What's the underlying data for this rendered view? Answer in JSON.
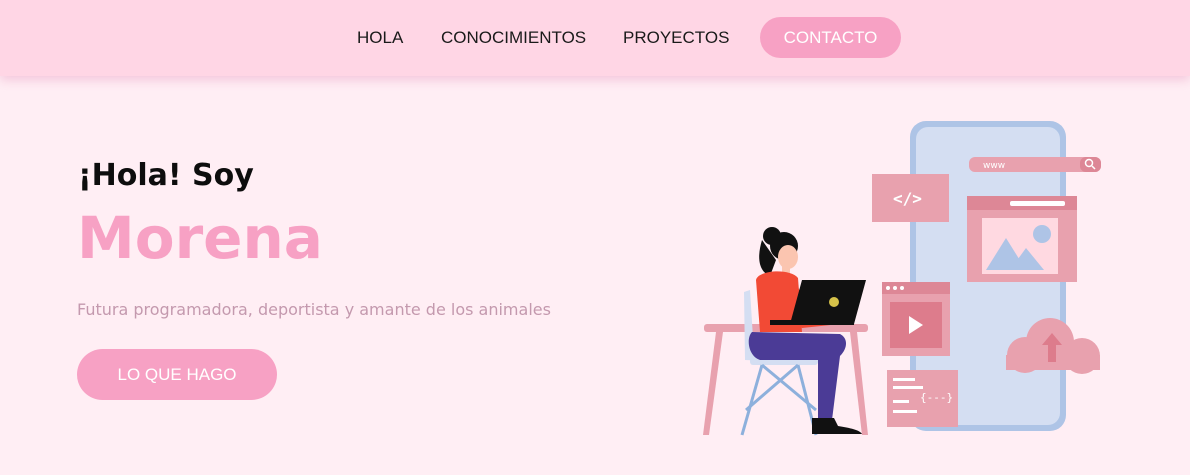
{
  "nav": {
    "links": [
      "HOLA",
      "CONOCIMIENTOS",
      "PROYECTOS"
    ],
    "contact_label": "CONTACTO"
  },
  "hero": {
    "greeting": "¡Hola! Soy",
    "name": "Morena",
    "subtitle": "Futura programadora, deportista y amante de los animales",
    "cta_label": "LO QUE HAGO"
  },
  "illustration": {
    "url_bar_text": "www",
    "code_tag": "</>",
    "code_snippet": "{---}"
  },
  "colors": {
    "background": "#ffeef4",
    "navbar": "#ffd6e5",
    "accent_pink": "#f7a1c4",
    "subtitle_text": "#c499ae"
  }
}
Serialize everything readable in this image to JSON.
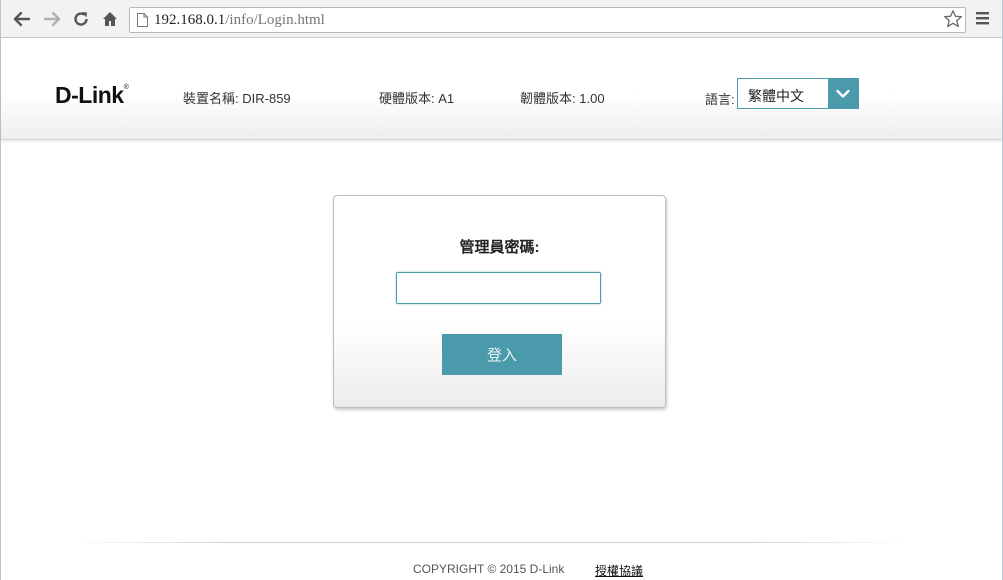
{
  "browser": {
    "url_host": "192.168.0.1",
    "url_path": "/info/Login.html",
    "icons": {
      "back": "back-arrow-icon",
      "forward": "forward-arrow-icon",
      "reload": "reload-icon",
      "home": "home-icon",
      "page": "page-icon",
      "bookmark": "star-icon",
      "menu": "hamburger-menu-icon"
    }
  },
  "header": {
    "logo": "D-Link",
    "logo_mark": "®",
    "device_name_label": "裝置名稱:",
    "device_name_value": "DIR-859",
    "hardware_label": "硬體版本:",
    "hardware_value": "A1",
    "firmware_label": "韌體版本:",
    "firmware_value": "1.00",
    "language_label": "語言:",
    "language_selected": "繁體中文"
  },
  "login": {
    "title": "管理員密碼:",
    "password_value": "",
    "button_label": "登入"
  },
  "footer": {
    "copyright": "COPYRIGHT © 2015 D-Link",
    "license_link": "授權協議"
  },
  "colors": {
    "accent": "#4a9aab"
  }
}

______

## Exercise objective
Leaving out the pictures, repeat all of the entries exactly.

## Task solution
What's the underlying data for this rendered view? Answer in JSON.
{
  "nav": {
    "links": [
      "HOLA",
      "CONOCIMIENTOS",
      "PROYECTOS"
    ],
    "contact_label": "CONTACTO"
  },
  "hero": {
    "greeting": "¡Hola! Soy",
    "name": "Morena",
    "subtitle": "Futura programadora, deportista y amante de los animales",
    "cta_label": "LO QUE HAGO"
  },
  "illustration": {
    "url_bar_text": "www",
    "code_tag": "</>",
    "code_snippet": "{---}"
  },
  "colors": {
    "background": "#ffeef4",
    "navbar": "#ffd6e5",
    "accent_pink": "#f7a1c4",
    "subtitle_text": "#c499ae"
  }
}
Serialize everything readable in this image to JSON.
{
  "browser": {
    "url_host": "192.168.0.1",
    "url_path": "/info/Login.html",
    "icons": {
      "back": "back-arrow-icon",
      "forward": "forward-arrow-icon",
      "reload": "reload-icon",
      "home": "home-icon",
      "page": "page-icon",
      "bookmark": "star-icon",
      "menu": "hamburger-menu-icon"
    }
  },
  "header": {
    "logo": "D-Link",
    "logo_mark": "®",
    "device_name_label": "裝置名稱:",
    "device_name_value": "DIR-859",
    "hardware_label": "硬體版本:",
    "hardware_value": "A1",
    "firmware_label": "韌體版本:",
    "firmware_value": "1.00",
    "language_label": "語言:",
    "language_selected": "繁體中文"
  },
  "login": {
    "title": "管理員密碼:",
    "password_value": "",
    "button_label": "登入"
  },
  "footer": {
    "copyright": "COPYRIGHT © 2015 D-Link",
    "license_link": "授權協議"
  },
  "colors": {
    "accent": "#4a9aab"
  }
}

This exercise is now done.